Start of Records shown

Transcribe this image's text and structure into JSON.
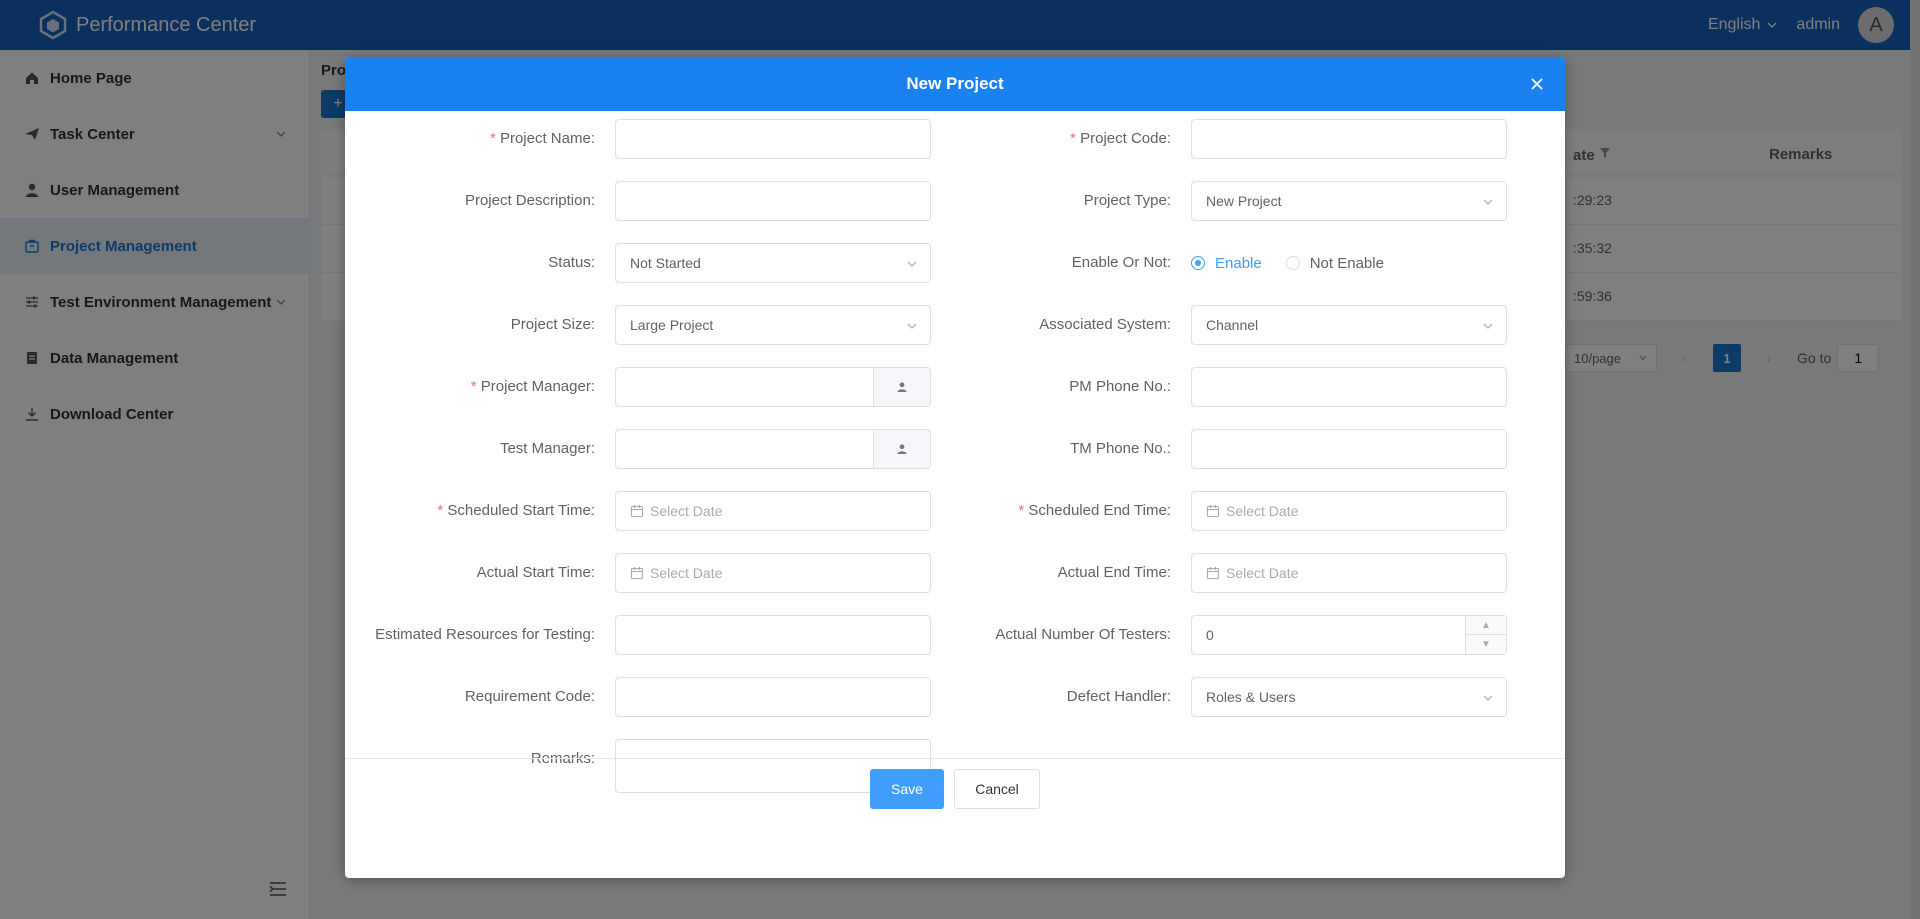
{
  "app": {
    "title": "Performance Center"
  },
  "header": {
    "language": "English",
    "user": "admin",
    "avatar_letter": "A"
  },
  "sidebar": {
    "items": [
      {
        "label": "Home Page",
        "icon": "home-icon"
      },
      {
        "label": "Task Center",
        "icon": "send-icon",
        "expandable": true
      },
      {
        "label": "User Management",
        "icon": "user-icon"
      },
      {
        "label": "Project Management",
        "icon": "briefcase-icon",
        "active": true
      },
      {
        "label": "Test Environment Management",
        "icon": "sliders-icon",
        "expandable": true
      },
      {
        "label": "Data Management",
        "icon": "database-icon"
      },
      {
        "label": "Download Center",
        "icon": "download-icon"
      }
    ]
  },
  "background": {
    "breadcrumb": "Proj",
    "add_label": "+",
    "columns": {
      "date": "ate",
      "remarks": "Remarks"
    },
    "rows": [
      ":29:23",
      ":35:32",
      ":59:36"
    ],
    "pager": {
      "page_size": "10/page",
      "current": "1",
      "goto_label": "Go to",
      "goto_value": "1"
    }
  },
  "dialog": {
    "title": "New Project",
    "left": [
      {
        "label": "Project Name:",
        "required": true,
        "value": ""
      },
      {
        "label": "Project Description:",
        "required": false,
        "value": ""
      },
      {
        "label": "Status:",
        "required": false,
        "value": "Not Started"
      },
      {
        "label": "Project Size:",
        "required": false,
        "value": "Large Project"
      },
      {
        "label": "Project Manager:",
        "required": true,
        "value": ""
      },
      {
        "label": "Test Manager:",
        "required": false,
        "value": ""
      },
      {
        "label": "Scheduled Start Time:",
        "required": true,
        "placeholder": "Select Date"
      },
      {
        "label": "Actual Start Time:",
        "required": false,
        "placeholder": "Select Date"
      },
      {
        "label": "Estimated Resources for Testing:",
        "required": false,
        "value": ""
      },
      {
        "label": "Requirement Code:",
        "required": false,
        "value": ""
      },
      {
        "label": "Remarks:",
        "required": false,
        "value": ""
      }
    ],
    "right": [
      {
        "label": "Project Code:",
        "required": true,
        "value": ""
      },
      {
        "label": "Project Type:",
        "required": false,
        "value": "New Project"
      },
      {
        "label": "Enable Or Not:",
        "required": false,
        "options": [
          "Enable",
          "Not Enable"
        ],
        "selected": "Enable"
      },
      {
        "label": "Associated System:",
        "required": false,
        "value": "Channel"
      },
      {
        "label": "PM Phone No.:",
        "required": false,
        "value": ""
      },
      {
        "label": "TM Phone No.:",
        "required": false,
        "value": ""
      },
      {
        "label": "Scheduled End Time:",
        "required": true,
        "placeholder": "Select Date"
      },
      {
        "label": "Actual End Time:",
        "required": false,
        "placeholder": "Select Date"
      },
      {
        "label": "Actual Number Of Testers:",
        "required": false,
        "value": "0"
      },
      {
        "label": "Defect Handler:",
        "required": false,
        "value": "Roles & Users"
      }
    ],
    "buttons": {
      "save": "Save",
      "cancel": "Cancel"
    }
  },
  "colors": {
    "header": "#1560bd",
    "dialog_header": "#1a82f0",
    "primary": "#409eff",
    "required": "#f56c6c",
    "active_nav": "#1976d2"
  }
}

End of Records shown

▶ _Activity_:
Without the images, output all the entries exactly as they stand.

▶ _Written response_:
Transcribe this image's text and structure into JSON.
{
  "app": {
    "title": "Performance Center"
  },
  "header": {
    "language": "English",
    "user": "admin",
    "avatar_letter": "A"
  },
  "sidebar": {
    "items": [
      {
        "label": "Home Page",
        "icon": "home-icon"
      },
      {
        "label": "Task Center",
        "icon": "send-icon",
        "expandable": true
      },
      {
        "label": "User Management",
        "icon": "user-icon"
      },
      {
        "label": "Project Management",
        "icon": "briefcase-icon",
        "active": true
      },
      {
        "label": "Test Environment Management",
        "icon": "sliders-icon",
        "expandable": true
      },
      {
        "label": "Data Management",
        "icon": "database-icon"
      },
      {
        "label": "Download Center",
        "icon": "download-icon"
      }
    ]
  },
  "background": {
    "breadcrumb": "Proj",
    "add_label": "+",
    "columns": {
      "date": "ate",
      "remarks": "Remarks"
    },
    "rows": [
      ":29:23",
      ":35:32",
      ":59:36"
    ],
    "pager": {
      "page_size": "10/page",
      "current": "1",
      "goto_label": "Go to",
      "goto_value": "1"
    }
  },
  "dialog": {
    "title": "New Project",
    "left": [
      {
        "label": "Project Name:",
        "required": true,
        "value": ""
      },
      {
        "label": "Project Description:",
        "required": false,
        "value": ""
      },
      {
        "label": "Status:",
        "required": false,
        "value": "Not Started"
      },
      {
        "label": "Project Size:",
        "required": false,
        "value": "Large Project"
      },
      {
        "label": "Project Manager:",
        "required": true,
        "value": ""
      },
      {
        "label": "Test Manager:",
        "required": false,
        "value": ""
      },
      {
        "label": "Scheduled Start Time:",
        "required": true,
        "placeholder": "Select Date"
      },
      {
        "label": "Actual Start Time:",
        "required": false,
        "placeholder": "Select Date"
      },
      {
        "label": "Estimated Resources for Testing:",
        "required": false,
        "value": ""
      },
      {
        "label": "Requirement Code:",
        "required": false,
        "value": ""
      },
      {
        "label": "Remarks:",
        "required": false,
        "value": ""
      }
    ],
    "right": [
      {
        "label": "Project Code:",
        "required": true,
        "value": ""
      },
      {
        "label": "Project Type:",
        "required": false,
        "value": "New Project"
      },
      {
        "label": "Enable Or Not:",
        "required": false,
        "options": [
          "Enable",
          "Not Enable"
        ],
        "selected": "Enable"
      },
      {
        "label": "Associated System:",
        "required": false,
        "value": "Channel"
      },
      {
        "label": "PM Phone No.:",
        "required": false,
        "value": ""
      },
      {
        "label": "TM Phone No.:",
        "required": false,
        "value": ""
      },
      {
        "label": "Scheduled End Time:",
        "required": true,
        "placeholder": "Select Date"
      },
      {
        "label": "Actual End Time:",
        "required": false,
        "placeholder": "Select Date"
      },
      {
        "label": "Actual Number Of Testers:",
        "required": false,
        "value": "0"
      },
      {
        "label": "Defect Handler:",
        "required": false,
        "value": "Roles & Users"
      }
    ],
    "buttons": {
      "save": "Save",
      "cancel": "Cancel"
    }
  },
  "colors": {
    "header": "#1560bd",
    "dialog_header": "#1a82f0",
    "primary": "#409eff",
    "required": "#f56c6c",
    "active_nav": "#1976d2"
  }
}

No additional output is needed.